“True Adventure Thrills” Indeed!
Ever a fan of arctic and polar exploration, the first chapters of this book, while captivating, had me wondering when we’d get to the “good stuff”. Of course, the descriptions of Wilkins’ work as a war photographer were harrowing stories of the unique ability the man in escaping danger and staying alive.
But then we get to “Ultima Thule”, and my eyes rarely strayed from the pages of this book, which translated into one long sleepless night! Nasht skillfully describes Wilkins and Eielson’s survival in the arctic, fashioning sleds from parts of their shattered plane. Where most explorers would have called it day, Wilkins returned back to the arctic in a plane, being the first to cross the wide ocean in a plane. What is amazing is that they went 2,200 miles and crossed ten time zones!
Wilkins had also crossed paths with many more well-known explorers: Byrd, Amundsen, Shackelton, Stefansson. In so doing, we get a glimpse as the age of explorers slowly faded away, as more and more of the map was filled in. But in his explorations, Wilkins also opened the door to deep-sea exploration, and the study of weather (especially how the poles affect global climate). His forays into ESP is pure bunk and a waste of ink in my opinion.
This book did drag from time to time, as mentioned above. But yet I wanted to read more, to discover what the man would do next, and to read with a smile how he was finally delivered posthumously to his ultimate goal, the north pole.
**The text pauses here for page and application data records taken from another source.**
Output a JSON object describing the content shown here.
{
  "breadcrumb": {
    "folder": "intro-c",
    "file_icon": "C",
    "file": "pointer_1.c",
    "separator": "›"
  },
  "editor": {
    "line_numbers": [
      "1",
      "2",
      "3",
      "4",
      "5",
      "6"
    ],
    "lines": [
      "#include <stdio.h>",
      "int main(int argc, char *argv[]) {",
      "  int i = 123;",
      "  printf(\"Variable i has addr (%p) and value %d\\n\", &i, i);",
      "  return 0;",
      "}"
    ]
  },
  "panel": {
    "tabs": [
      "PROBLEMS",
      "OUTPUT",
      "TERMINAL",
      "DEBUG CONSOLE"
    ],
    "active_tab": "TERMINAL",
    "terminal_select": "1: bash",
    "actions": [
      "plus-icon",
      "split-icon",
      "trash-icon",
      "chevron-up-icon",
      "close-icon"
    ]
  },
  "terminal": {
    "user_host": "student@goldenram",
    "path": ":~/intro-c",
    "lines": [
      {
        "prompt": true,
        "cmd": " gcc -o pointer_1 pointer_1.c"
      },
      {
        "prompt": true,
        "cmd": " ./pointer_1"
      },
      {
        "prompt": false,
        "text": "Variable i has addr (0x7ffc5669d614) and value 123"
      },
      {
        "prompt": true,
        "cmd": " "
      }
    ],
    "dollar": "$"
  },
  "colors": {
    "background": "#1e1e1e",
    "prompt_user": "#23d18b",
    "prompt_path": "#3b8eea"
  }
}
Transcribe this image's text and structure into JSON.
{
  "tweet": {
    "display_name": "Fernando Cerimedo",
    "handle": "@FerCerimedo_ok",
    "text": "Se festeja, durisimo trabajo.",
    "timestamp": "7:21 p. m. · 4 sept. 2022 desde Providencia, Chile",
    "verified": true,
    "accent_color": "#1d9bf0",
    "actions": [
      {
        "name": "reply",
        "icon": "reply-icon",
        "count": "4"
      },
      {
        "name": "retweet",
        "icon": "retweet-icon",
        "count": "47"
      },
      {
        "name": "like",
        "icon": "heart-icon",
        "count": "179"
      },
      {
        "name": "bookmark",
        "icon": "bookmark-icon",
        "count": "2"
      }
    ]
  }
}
Terrific book, highly recommended for fans of arctic exploration and survival.